| Activity |
Gather each line containing the string "list" from these entries.

| Material supplied |
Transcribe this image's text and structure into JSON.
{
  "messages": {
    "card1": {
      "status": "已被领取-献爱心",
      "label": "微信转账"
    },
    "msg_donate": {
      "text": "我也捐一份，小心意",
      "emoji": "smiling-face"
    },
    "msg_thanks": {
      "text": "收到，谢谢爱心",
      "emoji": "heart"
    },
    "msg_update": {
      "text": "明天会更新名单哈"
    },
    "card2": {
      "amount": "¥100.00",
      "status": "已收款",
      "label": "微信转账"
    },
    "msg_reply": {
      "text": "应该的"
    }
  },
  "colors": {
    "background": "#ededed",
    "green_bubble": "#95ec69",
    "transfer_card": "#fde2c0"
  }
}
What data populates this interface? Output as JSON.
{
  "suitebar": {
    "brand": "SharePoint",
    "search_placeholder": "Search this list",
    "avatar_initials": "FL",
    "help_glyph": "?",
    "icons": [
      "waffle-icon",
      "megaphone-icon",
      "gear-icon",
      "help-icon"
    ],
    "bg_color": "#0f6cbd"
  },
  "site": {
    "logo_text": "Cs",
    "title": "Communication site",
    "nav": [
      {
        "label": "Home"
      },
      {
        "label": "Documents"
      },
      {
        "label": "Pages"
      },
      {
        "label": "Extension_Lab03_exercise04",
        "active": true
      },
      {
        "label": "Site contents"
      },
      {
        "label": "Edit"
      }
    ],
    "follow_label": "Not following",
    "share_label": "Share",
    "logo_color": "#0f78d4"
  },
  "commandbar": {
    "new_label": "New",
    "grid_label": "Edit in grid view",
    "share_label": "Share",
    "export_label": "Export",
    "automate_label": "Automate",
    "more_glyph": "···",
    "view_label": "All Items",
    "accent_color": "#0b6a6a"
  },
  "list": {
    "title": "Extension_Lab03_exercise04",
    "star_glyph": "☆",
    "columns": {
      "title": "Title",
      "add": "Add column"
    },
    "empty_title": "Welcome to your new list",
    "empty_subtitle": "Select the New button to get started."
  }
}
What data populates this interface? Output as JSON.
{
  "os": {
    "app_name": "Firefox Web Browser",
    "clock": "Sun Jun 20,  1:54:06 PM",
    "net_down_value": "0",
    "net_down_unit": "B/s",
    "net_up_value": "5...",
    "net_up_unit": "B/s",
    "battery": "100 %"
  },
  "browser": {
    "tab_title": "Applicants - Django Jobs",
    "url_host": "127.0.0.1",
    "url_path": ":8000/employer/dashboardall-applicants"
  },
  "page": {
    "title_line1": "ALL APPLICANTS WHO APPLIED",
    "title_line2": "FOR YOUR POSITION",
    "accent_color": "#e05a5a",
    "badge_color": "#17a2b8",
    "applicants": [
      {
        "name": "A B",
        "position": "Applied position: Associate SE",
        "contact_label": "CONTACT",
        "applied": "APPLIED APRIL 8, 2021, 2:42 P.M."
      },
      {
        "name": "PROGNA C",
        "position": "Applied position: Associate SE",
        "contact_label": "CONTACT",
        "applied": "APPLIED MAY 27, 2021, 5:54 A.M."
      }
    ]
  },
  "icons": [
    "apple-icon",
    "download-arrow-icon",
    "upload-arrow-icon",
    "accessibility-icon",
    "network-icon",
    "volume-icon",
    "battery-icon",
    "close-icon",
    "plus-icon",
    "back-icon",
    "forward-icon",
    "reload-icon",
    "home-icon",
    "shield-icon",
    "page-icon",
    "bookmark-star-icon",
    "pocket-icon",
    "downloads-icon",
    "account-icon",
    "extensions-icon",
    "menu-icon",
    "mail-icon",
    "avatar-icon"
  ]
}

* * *

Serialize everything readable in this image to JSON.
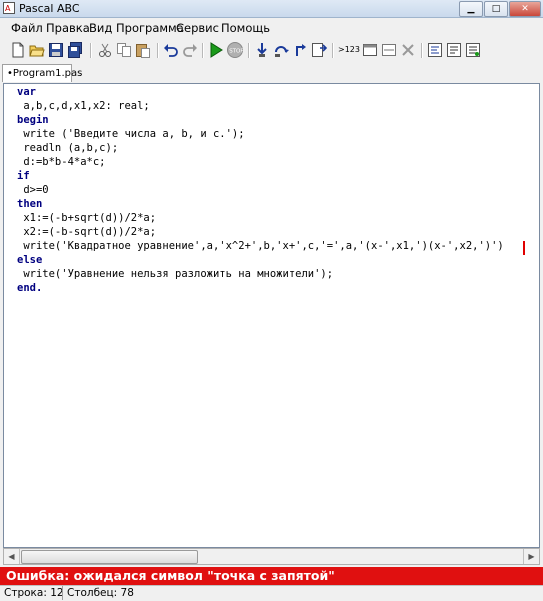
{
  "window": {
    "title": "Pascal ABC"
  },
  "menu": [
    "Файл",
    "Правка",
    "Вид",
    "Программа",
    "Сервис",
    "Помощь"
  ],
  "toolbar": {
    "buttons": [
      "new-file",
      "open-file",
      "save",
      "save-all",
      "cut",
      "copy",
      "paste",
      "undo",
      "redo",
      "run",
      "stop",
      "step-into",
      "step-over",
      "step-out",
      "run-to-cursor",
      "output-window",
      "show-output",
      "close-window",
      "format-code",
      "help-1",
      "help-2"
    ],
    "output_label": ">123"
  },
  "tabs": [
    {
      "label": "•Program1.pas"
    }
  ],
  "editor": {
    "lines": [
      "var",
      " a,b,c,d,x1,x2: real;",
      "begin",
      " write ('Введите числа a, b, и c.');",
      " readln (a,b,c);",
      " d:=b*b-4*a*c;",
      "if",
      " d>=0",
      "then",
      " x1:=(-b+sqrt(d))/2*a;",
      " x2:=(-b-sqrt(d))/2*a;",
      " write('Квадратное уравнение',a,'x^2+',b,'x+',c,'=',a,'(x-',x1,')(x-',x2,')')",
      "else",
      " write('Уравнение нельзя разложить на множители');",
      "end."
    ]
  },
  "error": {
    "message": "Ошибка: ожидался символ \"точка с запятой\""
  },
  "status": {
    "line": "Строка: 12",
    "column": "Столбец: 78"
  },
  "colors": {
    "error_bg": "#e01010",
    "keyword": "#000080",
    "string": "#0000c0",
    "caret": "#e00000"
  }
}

| Solution to the exercise |
    "search_placeholder": "Search this list",
  "list": {
    "empty_title": "Welcome to your new list",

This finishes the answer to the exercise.